About 7% of all people will develop appendicitis over the course of their lifetime.1 Each year in the United States, about 60,000 to 80,000 children develop appendicitis. It is particularly common in the preteen and teen years, with the average age of onset being about 10 years. Before puberty, boys and girls are affected equally; after puberty, there is a slight male predominance.
The appendix, whose function remains unknown, arises from the cecum. Roughly 5% to 15% of people have retrocecal appendixes. In children, the appendix is relatively longer and thinner than in adults, which makes it more susceptible to perforation early in the course of the disease. The greater omentum remains thin, short, and fragile until about 10 years of age. It is therefore less likely to wall off a perforated appendix in a younger child, making generalized peritonitis more common in children than in adults.2
The pathogenesis of appendicitis begins with obstruction of the appendiceal lumen. The most common cause of obstruction is enlargement of the lymphoid tissue (Peyer patches) in the wall of the appendix. The lymphoid follicles enlarge probably in response to ingested microorganisms, most likely viruses associated with upper respiratory infections. Fecal material, undigested food, other foreign material, or pinworms may also lead to obstruction. Regardless of the initial trigger, the resultant obstruction causes dilation of the lumen of the appendix and thickening of its wall. Bacterial overgrowth results within the structure, with subsequent bacterial invasion of the appendiceal wall, inflammation, and ischemia. If unchecked, gangrene and eventual appendiceal perforation will occur. As the transmural appendiceal inflammation progresses, so does the local peritoneal inflammation. With perforation, the peritonitis can become widespread.
The responsible bacteria are usual fecal flora, most commonly Escherichia coli, Peptostreptococcus, Bacteroides fragilis, and Pseudomonas species, and the process is usually polymicrobial.
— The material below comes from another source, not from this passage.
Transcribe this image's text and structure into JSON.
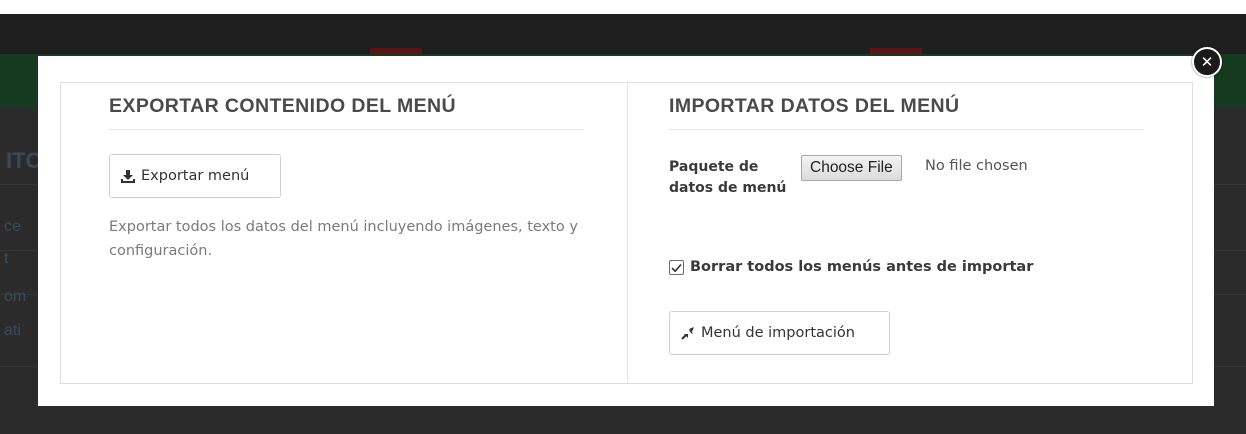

The classic presentation of appendicitis is not difficult to recognize and occurs in approximately two thirds of cases. Many preschool-age children, however, present with atypical and challenging clinical pictures.
Typically, a previously healthy child awakes with vague periumbilical pain that is uncomfortable but not debilitating. Shortly after the onset of pain, infrequent nonbilious emesis often develops. Over the next few hours, the poorly localized pain gradually increases in intensity before moving to the right lower quadrant. There is associated anorexia and low-grade fever. A child with appendicitis prefers to remain still, so the jarring and shaking movements during a car ride are painful. Diarrhea, if it occurs, is infrequent and consists of small stools caused by irritation of the sigmoid colon by the inflamed appendix (as opposed to large stools typical of gastroenteritis). Likewise, bladder irritation may produce dysuria or urgency.
In atypical cases, the pain pattern may be quite different. Young children in particular may not recognize or ...